Simultaneous strip-till, fertilizer application and planting is the right springtime combination for Fayette County corn-and-soybean producer Collin Jensen, who saves fuel, reduces soil erosion, improves soil quality and lessens compaction by farming this way.

“You can cut back on equipment, machinery, fuel and man hours per acre compared to conventional farming, and at the same time lose less soil," Jensen says. "What else are you looking for?”

Jensen, who owns and rents 1,800 acres on several northeast Iowa farms, needs to manage for several soil types. Some of his soils are heavier, sit on flatland and drain poorly — typical of wet spring conditions. His other soils are more typical of the area — better draining soils that sit on steeper slopes.

Besides minimal subsoiling, Jensen leaves crop residue untouched until planting time. That’s when he uses Yetter Sharktooth trash whippers to prepare the soil for planting. He uses a 24-row planter, and plants rows 20 inches apart at a 1.25- to 2-inch depth.

He says the trash whippers handle crop residue very well. 

In the fall, Jensen spreads dry chicken litter and performs minimal subsoiling to help lift compacted areas. In the spring, he applies 18 to 50 gallons (48 to 133 pounds) of 32% nitrogen with Dawn fertilizer coulters at a 4-inch depth, ahead of trash whippers while planting.

Jensen performs soil sampling every 3 to 4 years by soil type to make efficient use of his fertilizer.

“Most every farm I run, I’ve farmed so long I know where all the old field lines are,” he says. “I usually sample 5-acre areas.”

He says much of his land was moldboard plowed before he began farming it in the 1960s. He reports dramatic increases in organic matter from years of practicing residue management.

“In my soils, there is a lot of decomposed material. It looks like good stuff you would see in a compost pile,” he says. “Over time, the soil at planting depth has built up more structure and doesn’t crust easily.”

Years of running a high residue cropping system has undoubtedly saved soil for Jensen, but it has also helped improve the quality and performance of his soils. He feels that if he can plant his crops at the same time other farmers do, he has a shot at the same yields everybody else does.

“There’s give and take — no system is the best every year,” he says.

Jensen cuts costs by performing his own fertilizing, planting and harvesting. Since he only makes a couple trips through fields, he has much lower fuel costs than producers who till conventionally. He says he uses approximately 0.75 gallon per acre of fuel annually to fertilize and plant his crops.

It's important to plant on the contour in Jensen’s system because the stripped area can be susceptible to washing after planting, since rows sit lower than the crop residue. Jensen plants continuous corn on steeper slopes. He says continuous corn helps reduce erosion, particularly during heavy rains, because of the high amount of residue.

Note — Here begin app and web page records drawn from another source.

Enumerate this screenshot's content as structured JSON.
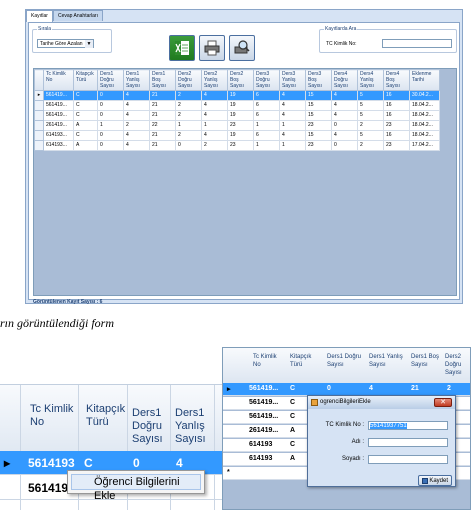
{
  "main_window": {
    "tabs": [
      "Kayıtlar",
      "Cevap Anahtarları"
    ],
    "sort_group_label": "Sırala",
    "sort_value": "Tarihe Göre Azalan",
    "search_group_label": "Kayıtlarda Ara",
    "tc_label": "TC Kimlik No:",
    "footer_text": "Görüntülenen Kayıt Sayısı : 6",
    "columns": [
      "Tc Kimlik No",
      "Kitapçık Türü",
      "Ders1 Doğru Sayısı",
      "Ders1 Yanlış Sayısı",
      "Ders1 Boş Sayısı",
      "Ders2 Doğru Sayısı",
      "Ders2 Yanlış Sayısı",
      "Ders2 Boş Sayısı",
      "Ders3 Doğru Sayısı",
      "Ders3 Yanlış Sayısı",
      "Ders3 Boş Sayısı",
      "Ders4 Doğru Sayısı",
      "Ders4 Yanlış Sayısı",
      "Ders4 Boş Sayısı",
      "Eklenme Tarihi"
    ],
    "rows": [
      [
        "561419...",
        "C",
        "0",
        "4",
        "21",
        "2",
        "4",
        "19",
        "6",
        "4",
        "15",
        "4",
        "5",
        "16",
        "30.04.2..."
      ],
      [
        "561419...",
        "C",
        "0",
        "4",
        "21",
        "2",
        "4",
        "19",
        "6",
        "4",
        "15",
        "4",
        "5",
        "16",
        "18.04.2..."
      ],
      [
        "561419...",
        "C",
        "0",
        "4",
        "21",
        "2",
        "4",
        "19",
        "6",
        "4",
        "15",
        "4",
        "5",
        "16",
        "18.04.2..."
      ],
      [
        "261419...",
        "A",
        "1",
        "2",
        "22",
        "1",
        "1",
        "23",
        "1",
        "1",
        "23",
        "0",
        "2",
        "23",
        "18.04.2..."
      ],
      [
        "614193...",
        "C",
        "0",
        "4",
        "21",
        "2",
        "4",
        "19",
        "6",
        "4",
        "15",
        "4",
        "5",
        "16",
        "18.04.2..."
      ],
      [
        "614193...",
        "A",
        "0",
        "4",
        "21",
        "0",
        "2",
        "23",
        "1",
        "1",
        "23",
        "0",
        "2",
        "23",
        "17.04.2..."
      ]
    ],
    "row_indicator": "▸"
  },
  "caption": "rın görüntülendiği form",
  "crop_left": {
    "columns": [
      "Tc Kimlik No",
      "Kitapçık Türü",
      "Ders1 Doğru Sayısı",
      "Ders1 Yanlış Sayısı"
    ],
    "row1": [
      "5614193",
      "C",
      "0",
      "4"
    ],
    "row2": [
      "5614193"
    ],
    "context_menu_item": "Öğrenci Bilgilerini Ekle"
  },
  "crop_right": {
    "columns": [
      "Tc Kimlik No",
      "Kitapçık Türü",
      "Ders1 Doğru Sayısı",
      "Ders1 Yanlış Sayısı",
      "Ders1 Boş Sayısı",
      "Ders2 Doğru Sayısı"
    ],
    "rows": [
      [
        "561419...",
        "C",
        "0",
        "4",
        "21",
        "2"
      ],
      [
        "561419...",
        "C"
      ],
      [
        "561419...",
        "C"
      ],
      [
        "261419...",
        "A"
      ],
      [
        "614193",
        "C"
      ],
      [
        "614193",
        "A"
      ]
    ],
    "new_row_marker": "*",
    "dialog": {
      "title": "ogrenciBilgileriEkle",
      "tc_label": "TC Kimlik No :",
      "tc_value": "56141937751",
      "name_label": "Adı :",
      "surname_label": "Soyadı :",
      "save_label": "Kaydet",
      "close_symbol": "✕"
    }
  },
  "icons": [
    "excel-icon",
    "print-icon",
    "print-preview-icon",
    "save-icon",
    "form-icon"
  ],
  "colors": {
    "selection": "#3399ff",
    "header_text": "#1c3f72"
  }
}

Another challenge for Jensen, as with any high-residue system, is waiting until soils dry before planting.

“Particularly with corn residue, I have to wait longer to get in the field than guys who chisel,” he says.

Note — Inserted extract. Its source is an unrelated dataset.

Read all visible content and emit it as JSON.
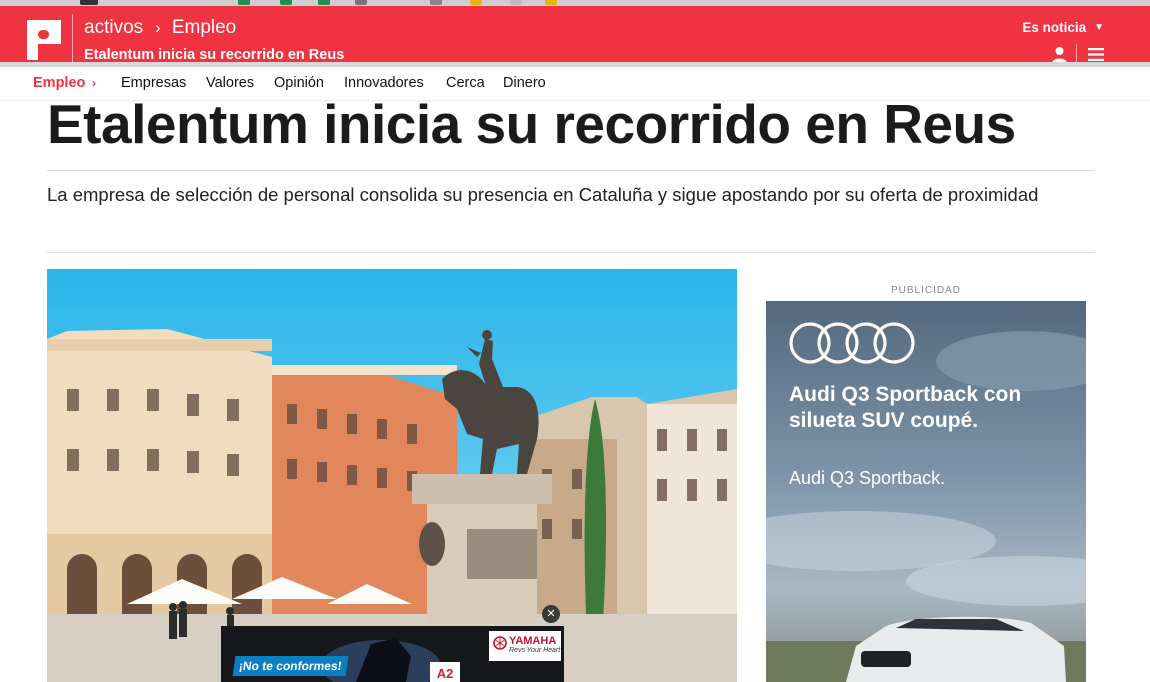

Jensen's Management Tips

1. Leave Stalks Standing

Collin Jensen believes it's important to leave cornstalks standing. He calls them the “pipeline by which water gets into the soil.”

He says corn root mass left untouched holds more soil, and doesn’t wash into the ditches.

“I like to leave stalks as tall as I can so I don’t have more matting than I want on the soil,” he says.

2. Worms Are Your Friend

Earthworms are an important part of Jensen’s system. They help improve the quality of his soil by increasing the availability of nutrients, improving physical properties of the soil, moving residue deep inside the soil and enhancing beneficial microorganisms. In addition, earthworm channels help remove excess rainfall and snowmelt.